"In addition the Garcia’s do not till between the tree rows and have planted cover crops, which increases organic matter in soil, reduces erosion and improves soil productivity," NRCS’s Davis says.

Mexican President Vicente Fox addresses more than 500 invited guests and throngs of local, state, national and international media at the Garcia’s packing house, G&G Orchards, during his 2006 visit.

 

Mexican President Vicente Fox addresses more than 500 invited guests and throngs of local, state, national and international media at the Garcia’s packing house, G&G Orchards, during his 2006 visit.

The CSP contract for the Garcia’s includes some 400 acres of orchards and features additional enhancements that will raise the level of stewardship even higher.


"Future enhancements for the Garcia’s include managing applications of nutrients through tissue testing; micro nutrients and pH by applying annual results of complete soil tests," NRCS’ Davis says. "And they plan on improving pesticide use through the use of an integrated pest management plan."

Another future enhancement – wildlife habitat development – is something Mr. Garcia has always wanted to do. "I won’t kill a pheasant or a quail," he says. "I’d just as soon have them around. It’s peaceful. So we’re trying to get more habitat for the wildlife, and we’ll be able to do even more because of the program," he says.

Mr. Garcia says his participation in CSP has also heightened his awareness of other environmental concerns as well. "I never really thought about dust control," he says. "But now I see it makes sense. You don’t want that stuff in the air."

With the stewardship payments they receive, the Garcia’s plan on doing what they’ve always done – reinvest in their operation. "We’ll be able to do more stewardship work with that payment," Mr. Garcia says. "We won’t be buying a car," he says with a chuckle. "We’re reinvesting in environmental improvements."


From their success as farmers and business owners, to their commitment to conservation, the Garcia’s could point to any number of remarkable achievements. But Mr. Garcia doesn’t hesitate when he says the highlight of his whole life was meeting President Fox.
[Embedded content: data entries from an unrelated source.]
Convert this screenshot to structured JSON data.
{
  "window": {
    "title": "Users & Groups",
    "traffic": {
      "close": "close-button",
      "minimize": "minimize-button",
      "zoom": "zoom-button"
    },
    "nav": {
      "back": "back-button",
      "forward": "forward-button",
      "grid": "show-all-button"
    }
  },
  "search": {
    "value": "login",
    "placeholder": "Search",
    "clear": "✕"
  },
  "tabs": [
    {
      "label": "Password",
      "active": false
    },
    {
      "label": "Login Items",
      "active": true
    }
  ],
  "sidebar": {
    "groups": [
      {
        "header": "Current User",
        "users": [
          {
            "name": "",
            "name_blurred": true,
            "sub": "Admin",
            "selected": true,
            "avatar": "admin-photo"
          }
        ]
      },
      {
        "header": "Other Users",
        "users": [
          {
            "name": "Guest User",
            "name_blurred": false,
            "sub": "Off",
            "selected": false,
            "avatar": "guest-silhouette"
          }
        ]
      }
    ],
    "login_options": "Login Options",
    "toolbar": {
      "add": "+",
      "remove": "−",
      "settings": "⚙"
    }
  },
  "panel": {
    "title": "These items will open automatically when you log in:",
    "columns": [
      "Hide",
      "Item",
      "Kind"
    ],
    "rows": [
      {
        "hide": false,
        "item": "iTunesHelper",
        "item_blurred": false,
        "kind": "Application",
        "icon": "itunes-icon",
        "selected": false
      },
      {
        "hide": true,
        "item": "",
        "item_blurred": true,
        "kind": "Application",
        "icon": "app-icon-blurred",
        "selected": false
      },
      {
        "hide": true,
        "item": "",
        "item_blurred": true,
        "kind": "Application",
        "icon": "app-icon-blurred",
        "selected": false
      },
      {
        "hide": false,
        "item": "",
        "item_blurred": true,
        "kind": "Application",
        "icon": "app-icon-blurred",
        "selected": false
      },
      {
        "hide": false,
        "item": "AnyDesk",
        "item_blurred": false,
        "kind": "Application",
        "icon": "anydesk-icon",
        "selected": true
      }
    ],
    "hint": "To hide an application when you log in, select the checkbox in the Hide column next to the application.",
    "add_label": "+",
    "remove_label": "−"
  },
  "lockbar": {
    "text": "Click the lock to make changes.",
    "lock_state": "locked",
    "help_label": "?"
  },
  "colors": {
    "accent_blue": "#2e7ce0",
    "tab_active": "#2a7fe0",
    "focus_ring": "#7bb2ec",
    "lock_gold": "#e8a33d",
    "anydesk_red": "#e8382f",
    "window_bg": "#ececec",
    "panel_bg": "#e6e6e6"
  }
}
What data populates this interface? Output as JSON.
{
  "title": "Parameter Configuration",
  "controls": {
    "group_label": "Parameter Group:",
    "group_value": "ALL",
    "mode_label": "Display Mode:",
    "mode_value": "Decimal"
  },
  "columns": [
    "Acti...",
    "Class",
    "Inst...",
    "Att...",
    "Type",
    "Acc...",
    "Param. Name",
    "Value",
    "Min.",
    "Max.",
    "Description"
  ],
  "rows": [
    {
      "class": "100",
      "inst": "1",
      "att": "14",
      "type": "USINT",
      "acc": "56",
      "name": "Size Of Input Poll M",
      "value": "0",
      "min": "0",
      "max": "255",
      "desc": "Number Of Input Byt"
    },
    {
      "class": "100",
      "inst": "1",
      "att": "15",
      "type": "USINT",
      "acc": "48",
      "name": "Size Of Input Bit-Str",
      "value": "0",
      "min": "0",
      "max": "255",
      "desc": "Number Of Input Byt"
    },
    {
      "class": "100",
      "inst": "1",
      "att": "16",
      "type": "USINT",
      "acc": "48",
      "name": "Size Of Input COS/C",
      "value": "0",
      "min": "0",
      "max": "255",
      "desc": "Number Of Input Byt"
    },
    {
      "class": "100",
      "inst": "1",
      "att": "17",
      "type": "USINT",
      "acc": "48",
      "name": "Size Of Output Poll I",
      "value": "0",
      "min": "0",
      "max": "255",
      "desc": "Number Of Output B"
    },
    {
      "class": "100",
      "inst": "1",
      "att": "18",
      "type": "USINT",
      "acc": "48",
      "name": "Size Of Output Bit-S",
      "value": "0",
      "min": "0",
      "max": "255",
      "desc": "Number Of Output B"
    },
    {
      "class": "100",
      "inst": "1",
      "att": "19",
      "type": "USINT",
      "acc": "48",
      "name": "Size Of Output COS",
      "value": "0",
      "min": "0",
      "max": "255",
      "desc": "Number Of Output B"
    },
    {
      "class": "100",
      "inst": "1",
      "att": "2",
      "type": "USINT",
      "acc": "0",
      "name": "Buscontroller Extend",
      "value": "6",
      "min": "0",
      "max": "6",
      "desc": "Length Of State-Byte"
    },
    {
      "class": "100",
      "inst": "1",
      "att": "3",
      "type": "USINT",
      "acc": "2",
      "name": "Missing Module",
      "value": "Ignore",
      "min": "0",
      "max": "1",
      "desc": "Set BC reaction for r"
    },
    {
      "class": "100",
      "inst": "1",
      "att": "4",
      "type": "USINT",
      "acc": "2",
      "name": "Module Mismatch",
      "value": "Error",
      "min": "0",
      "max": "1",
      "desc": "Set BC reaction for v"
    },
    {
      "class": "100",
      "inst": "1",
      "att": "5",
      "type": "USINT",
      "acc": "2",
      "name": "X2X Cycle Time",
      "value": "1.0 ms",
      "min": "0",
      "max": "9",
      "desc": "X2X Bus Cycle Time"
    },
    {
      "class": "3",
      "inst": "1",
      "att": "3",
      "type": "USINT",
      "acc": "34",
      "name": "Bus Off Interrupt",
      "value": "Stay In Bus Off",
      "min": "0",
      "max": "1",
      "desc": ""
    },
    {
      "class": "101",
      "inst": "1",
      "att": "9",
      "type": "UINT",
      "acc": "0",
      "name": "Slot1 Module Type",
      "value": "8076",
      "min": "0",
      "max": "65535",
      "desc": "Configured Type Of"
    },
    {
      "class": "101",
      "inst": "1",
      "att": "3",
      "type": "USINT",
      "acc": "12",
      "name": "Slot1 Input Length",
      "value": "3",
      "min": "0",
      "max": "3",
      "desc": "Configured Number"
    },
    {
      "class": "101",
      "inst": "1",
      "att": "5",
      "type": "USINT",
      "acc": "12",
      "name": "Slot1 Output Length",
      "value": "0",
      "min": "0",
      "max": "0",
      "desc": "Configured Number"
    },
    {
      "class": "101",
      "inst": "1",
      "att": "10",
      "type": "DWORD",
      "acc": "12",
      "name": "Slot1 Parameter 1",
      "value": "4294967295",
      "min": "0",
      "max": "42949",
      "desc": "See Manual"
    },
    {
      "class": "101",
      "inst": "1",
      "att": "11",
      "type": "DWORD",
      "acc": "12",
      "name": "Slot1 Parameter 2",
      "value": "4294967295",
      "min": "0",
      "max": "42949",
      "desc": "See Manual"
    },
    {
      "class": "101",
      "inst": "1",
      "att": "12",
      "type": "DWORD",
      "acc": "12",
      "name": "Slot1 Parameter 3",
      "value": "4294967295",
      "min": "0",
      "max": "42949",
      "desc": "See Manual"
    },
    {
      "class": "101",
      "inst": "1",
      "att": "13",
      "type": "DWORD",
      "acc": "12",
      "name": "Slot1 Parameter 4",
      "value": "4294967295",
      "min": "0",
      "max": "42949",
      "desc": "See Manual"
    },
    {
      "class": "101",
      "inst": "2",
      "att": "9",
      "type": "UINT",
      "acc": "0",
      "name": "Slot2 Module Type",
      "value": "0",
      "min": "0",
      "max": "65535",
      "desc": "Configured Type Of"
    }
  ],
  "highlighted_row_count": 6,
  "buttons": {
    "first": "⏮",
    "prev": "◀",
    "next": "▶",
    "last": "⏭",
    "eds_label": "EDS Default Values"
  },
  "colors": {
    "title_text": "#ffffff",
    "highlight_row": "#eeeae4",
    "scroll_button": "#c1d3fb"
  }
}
"That’s something," he says, "I’ll never be able to top."Article and photos by Ron Nichols
NRCS, December 2006